In Death of a Cyclist, Maria Jose (Lucia Bose) is an unfaithful wife who has a torrid extramarital affair with Juan (Alberto Closas). As they are driving back home from a romantic rendezvous, they accidentally run over a cyclist in the middle of a deserted road. Maria and Juan fear that their secret love relationship will become public, so they decide to leave the man to die in the middle of nowhere. But even as they run away, their guilt will relentlessly follow them.
In a rather obvious way, from the very beginning Death of a Cyclist features the complexities of class conflict. Indeed, the murderous and adulterous couple belongs to the bourgeoisie and the cyclist to the working class. In a sense, the highlight of Death of a Cyclist is the rather unique way it merges class unrest with the moral decision of taking responsibility for one’s action.

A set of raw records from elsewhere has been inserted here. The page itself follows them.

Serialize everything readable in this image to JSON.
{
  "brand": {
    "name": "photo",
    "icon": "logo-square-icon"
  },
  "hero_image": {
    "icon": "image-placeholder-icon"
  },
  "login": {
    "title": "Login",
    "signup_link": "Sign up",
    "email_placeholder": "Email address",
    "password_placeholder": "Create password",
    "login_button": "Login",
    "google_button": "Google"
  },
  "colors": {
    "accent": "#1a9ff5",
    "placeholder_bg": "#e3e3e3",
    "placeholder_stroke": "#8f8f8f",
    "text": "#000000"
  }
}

Such a political ideology is also made evident in its relation to the Spanish Civil War, which took place from 1936 until 1939. Indeed, we are told that Juan fought the war and the place where the cyclist dies is a historic battle site with old trenches. As a consequence, Death of a Cyclist cleverly associates Juan’s personal guilt for leaving the man to die, with the country’s cultural guilt regarding the Civil War. This is a relevant connection because at that time many people felt that the Spanish Civil War only led to the oppression and suffering of the poor and working classes.
An outstanding piece of filmmaking, Death of a Cyclist was rightfully recognized at the Cannes International Film Festival in 1955. Bardem received the FIPRESCI award, granted by the International Federation of Film Critics. Created in 1930, this prize has always had the noble objective of encouraging young and innovative filmmakers.

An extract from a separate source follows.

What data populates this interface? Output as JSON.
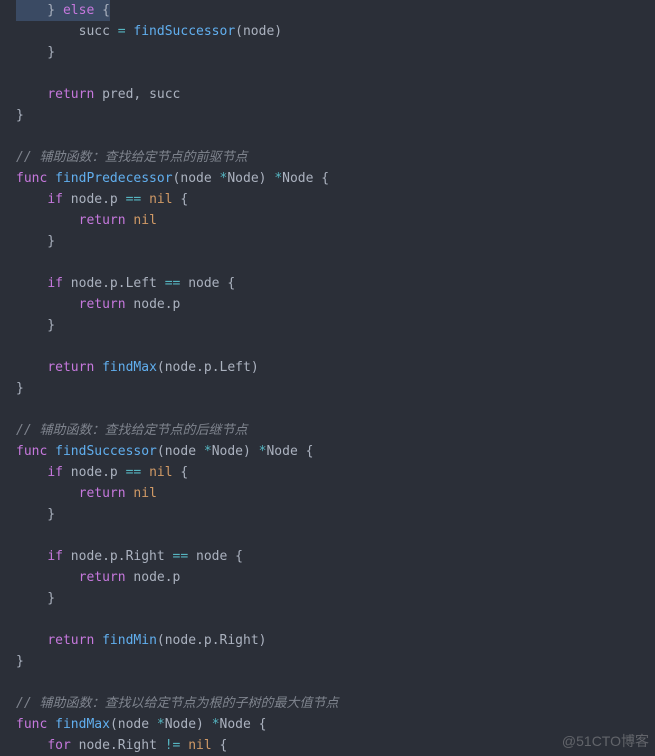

In spite of its international success, Bardem continued to be deeply concerned with the poor state of the cinema industry in Spain. Barely a few days after receiving his award in Cannes, Bardem attended the Salamanca Congress at the esteemed University of Salamanca. The title of the meeting was “National Conversations on Film” and brought together several Spanish filmmakers to discuss the present and future of their national cinema.
Bardem’s talk, entitled “Report on the Current State of Our Cinema”, openly condemned and criticized the national movie industry. According to Bardem, “Spanish cinema is politically ineffective, socially false, intellectually worthless, aesthetically nonexistent, and industrially crippled”. For Bardem, Spanish cinema was irrelevant because it was “incapable of showing us the true nature of Spain’s problems, of its lands and people”.
Considering that Death of a Cyclist is a true masterpiece of socially conscious filmmaking, it is a shame that this film remains in obscurity in the English language world. Fortunately, the Criterion Collection has recently released a long overdue home video presentation of Bardem’s film. Typical of Criterion, Death of a Cyclist is presented in pristine video and audio quality. There are only two extra features included in this DVD presentation, an enlightening documentary on Bardem and an informative booklet with an essay by film scholar Marsha Kinder and the transcript of Bardem’s presentation at the Salamanca Congress.
Even though Death of a Cyclist is a clear amalgamation of two dramatically distinct artistic styles, the film succeeds in deconstructing the Italian neorealism and the Hollywood flick into a unique cultural product that faithfully showcased the torrid social landscape of Spain under Franco. A true classic of world cinema, the historical context of Death of a Cyclist helps us appreciate how cinema is an art, but also a powerful political and ideological tool.